Assignment >>
Return all the records, each one exactly as given.

┏━━

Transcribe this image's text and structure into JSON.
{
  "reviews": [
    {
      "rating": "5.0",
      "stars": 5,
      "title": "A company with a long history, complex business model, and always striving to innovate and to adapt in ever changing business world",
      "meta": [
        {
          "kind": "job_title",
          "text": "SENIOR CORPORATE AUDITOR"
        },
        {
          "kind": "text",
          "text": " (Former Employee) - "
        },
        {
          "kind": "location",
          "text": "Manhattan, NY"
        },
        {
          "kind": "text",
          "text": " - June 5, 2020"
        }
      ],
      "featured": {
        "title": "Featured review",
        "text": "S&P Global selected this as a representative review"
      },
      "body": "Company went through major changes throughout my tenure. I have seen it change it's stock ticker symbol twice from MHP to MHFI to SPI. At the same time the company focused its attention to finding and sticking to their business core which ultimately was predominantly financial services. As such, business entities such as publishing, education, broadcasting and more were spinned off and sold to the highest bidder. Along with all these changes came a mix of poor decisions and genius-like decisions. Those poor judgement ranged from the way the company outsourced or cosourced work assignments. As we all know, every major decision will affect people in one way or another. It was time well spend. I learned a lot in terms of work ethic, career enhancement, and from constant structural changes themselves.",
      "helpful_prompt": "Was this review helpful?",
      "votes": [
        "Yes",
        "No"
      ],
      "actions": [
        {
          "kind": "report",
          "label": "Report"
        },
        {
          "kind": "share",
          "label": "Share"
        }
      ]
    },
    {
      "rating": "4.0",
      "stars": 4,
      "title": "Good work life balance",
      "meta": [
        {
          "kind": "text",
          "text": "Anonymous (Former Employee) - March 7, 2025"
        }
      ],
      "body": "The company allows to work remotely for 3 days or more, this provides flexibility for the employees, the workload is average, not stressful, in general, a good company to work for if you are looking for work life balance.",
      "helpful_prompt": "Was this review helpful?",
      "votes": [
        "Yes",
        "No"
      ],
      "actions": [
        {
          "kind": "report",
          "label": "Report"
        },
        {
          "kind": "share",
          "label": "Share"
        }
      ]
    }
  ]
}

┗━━

Exercise response >>
Transcribe this image's text and structure into JSON.
{
  "reviews": [
    {
      "rating": "5.0",
      "stars": 5,
      "title": "A company with a long history, complex business model, and always striving to innovate and to adapt in ever changing business world",
      "meta": [
        {
          "kind": "job_title",
          "text": "SENIOR CORPORATE AUDITOR"
        },
        {
          "kind": "text",
          "text": " (Former Employee) - "
        },
        {
          "kind": "location",
          "text": "Manhattan, NY"
        },
        {
          "kind": "text",
          "text": " - June 5, 2020"
        }
      ],
      "featured": {
        "title": "Featured review",
        "text": "S&P Global selected this as a representative review"
      },
      "body": "Company went through major changes throughout my tenure. I have seen it change it's stock ticker symbol twice from MHP to MHFI to SPI. At the same time the company focused its attention to finding and sticking to their business core which ultimately was predominantly financial services. As such, business entities such as publishing, education, broadcasting and more were spinned off and sold to the highest bidder. Along with all these changes came a mix of poor decisions and genius-like decisions. Those poor judgement ranged from the way the company outsourced or cosourced work assignments. As we all know, every major decision will affect people in one way or another. It was time well spend. I learned a lot in terms of work ethic, career enhancement, and from constant structural changes themselves.",
      "helpful_prompt": "Was this review helpful?",
      "votes": [
        "Yes",
        "No"
      ],
      "actions": [
        {
          "kind": "report",
          "label": "Report"
        },
        {
          "kind": "share",
          "label": "Share"
        }
      ]
    },
    {
      "rating": "4.0",
      "stars": 4,
      "title": "Good work life balance",
      "meta": [
        {
          "kind": "text",
          "text": "Anonymous (Former Employee) - March 7, 2025"
        }
      ],
      "body": "The company allows to work remotely for 3 days or more, this provides flexibility for the employees, the workload is average, not stressful, in general, a good company to work for if you are looking for work life balance.",
      "helpful_prompt": "Was this review helpful?",
      "votes": [
        "Yes",
        "No"
      ],
      "actions": [
        {
          "kind": "report",
          "label": "Report"
        },
        {
          "kind": "share",
          "label": "Share"
        }
      ]
    }
  ]
}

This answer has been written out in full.